I still hang on to her light, her passion, her verve, her contributions to political justice. Most of all, her all encompassing love that we all feel regardless of the sting of her physical passing on earth.  

Jeanette Hereniko


Unaware that she was a NETPAC member, I first contacted Jocelyne after she made Dunia Kiss Me Not on the Eyes (2005), an elegant and poetic but highly controversial film dealing with female circumcision. Dunia, probably her best known fictional feature, had nominations and wins in festivals from Sundance to Kerala, but the film also brought death threats from fundamentalist Egyptians. (Jocelyne, however, as Philip notes, was no stranger to harassment in relation to her filmmaking.) I emailed her very briefly and informally to ask to screen the film.

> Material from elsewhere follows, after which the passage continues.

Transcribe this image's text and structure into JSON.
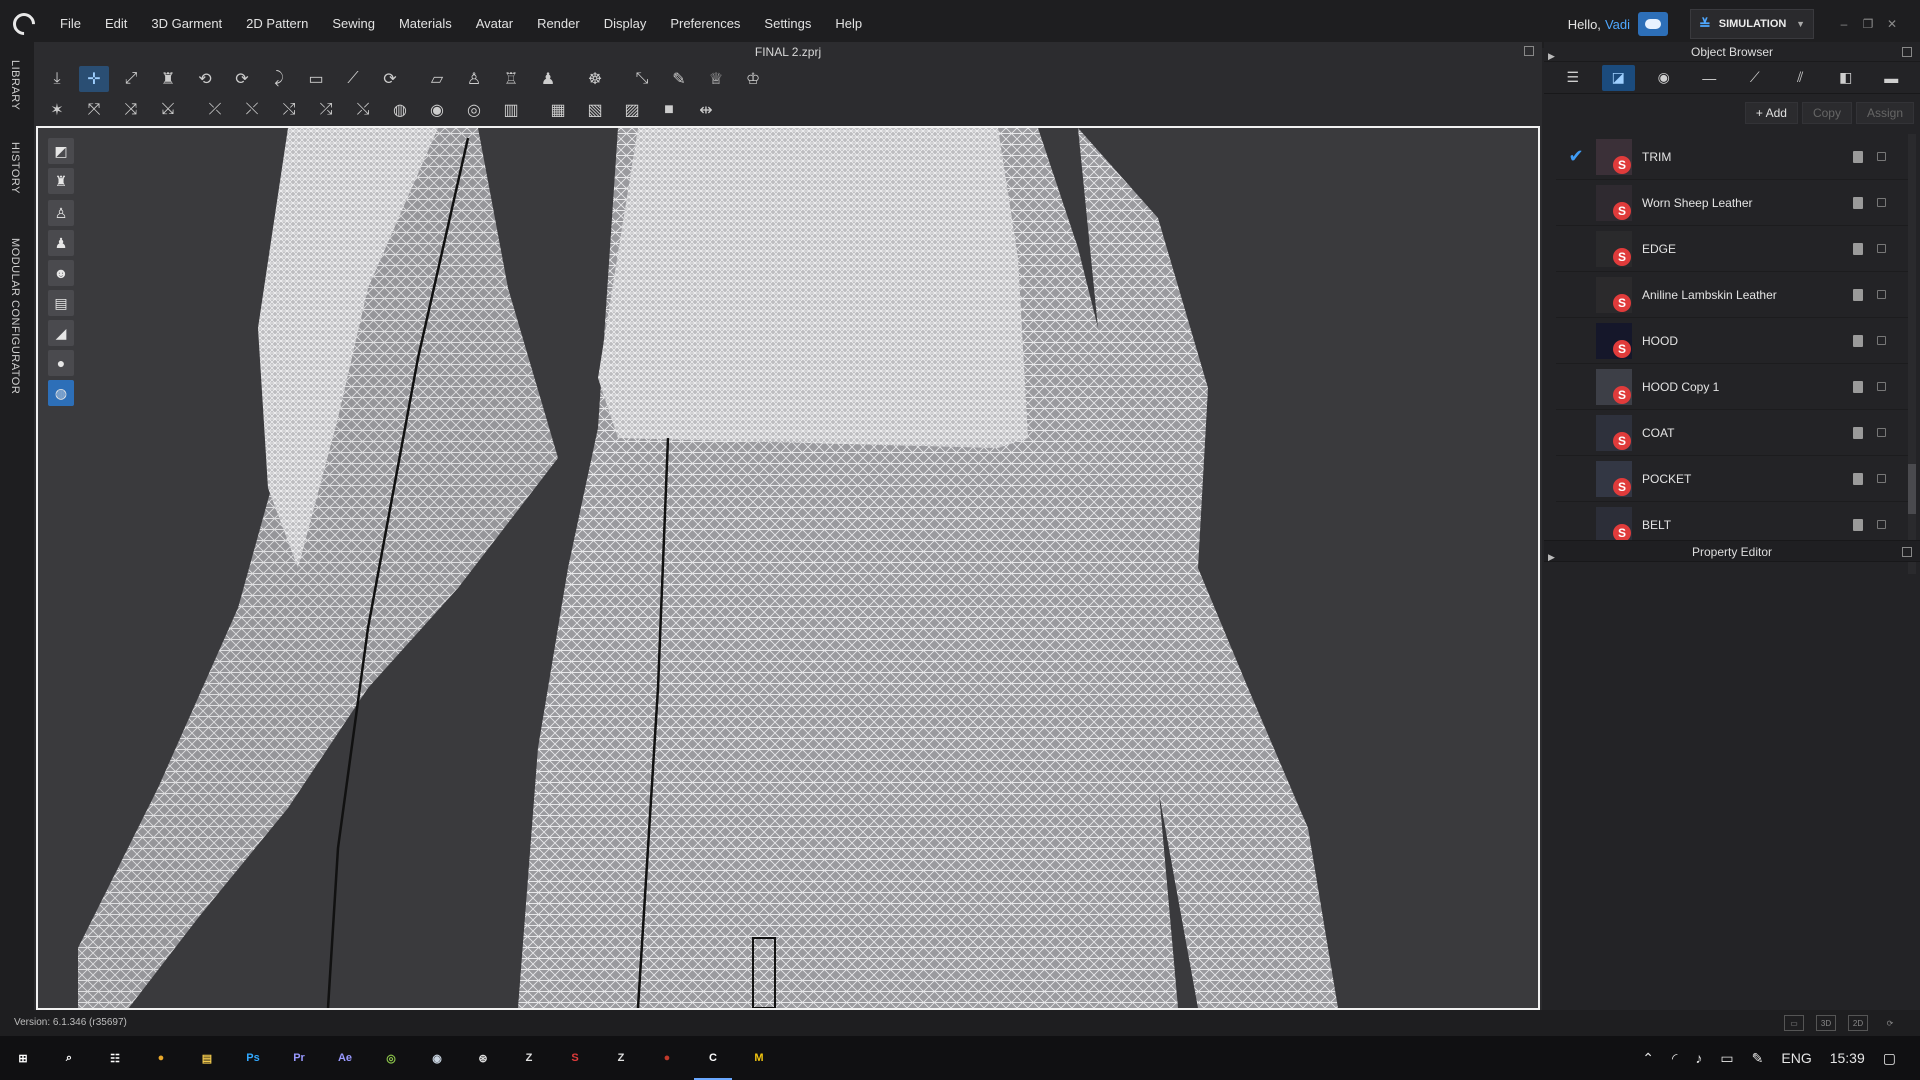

Later I was embarrassed by this, but when I finally met Jocelyne as a fellow juror at the festival in Kerala a few years later, she told me that this informality was exactly why she agreed!  Over the years as we grew closer and I saw her many times in India, also in Beirut and Ahvaz, on the occasions described here by Mohammad and Philip, and indeed in Australia, I came to love and admire her indefatiguable passion and her mode of operation - resistance to all forms of injustice. Also her ability to make everyone feel so special.

Anne Demy-Geroe


We were crossing the moutains of Lebanon in 2013. Jocelyne Saab was driving slowly, terrified of driving over the sheer cliffs. I was struggling to stay awake while Jocelyne was telling me stories of how depressed she was 30 years ago when the French intelligence kept interrogating her over the films she was making about the Lebanon War (1975-90). One night after Christmas she was thinking how everything was going nowhere and that she didn’t want to struggle anymore. Her death wish was nearly fulfilled when she fell into the icy Seine River. Someone jumped in to rescue her and in those minutes when death was so close, she found her will to live again. Death and live has imbued her work, and much as life ad death has seeped through Lebanese history. That strife perpetuates eve today with the Syria War (2011 - ) whe refugees flooded into Lebanon.  But Jocelyne’s sense of purpose has never been more focused. She set up the Cultural Resistance International Film Festival in 2013 where Ing K’s Shakespeare Must Die won Best Asia Feature. She has even finished a book and a brand new short film last month. If culture cannot save the world it can at least resist the madness. We crossed the mountains safely. Death still followed us. But we were no longer afraid.

Philip Cheah

__Image Woman in Red in Kerala __

 

Obituary

Jocelyne Saab (30th Apr, 1948 - 7th Jan. 2019) Jocelyne Jocelyne Saab, widely considered one of the most important contemporary Arab filmmakers, passed away after a brave and difficult battle with cancer on 7 January. Although death had long been hovering, many of us in contact only through texting or phoning, were taken by surprise, as the usual season's greetings had been exchanged with no hint that this beloved member of our film community would leave us within a week. Read More...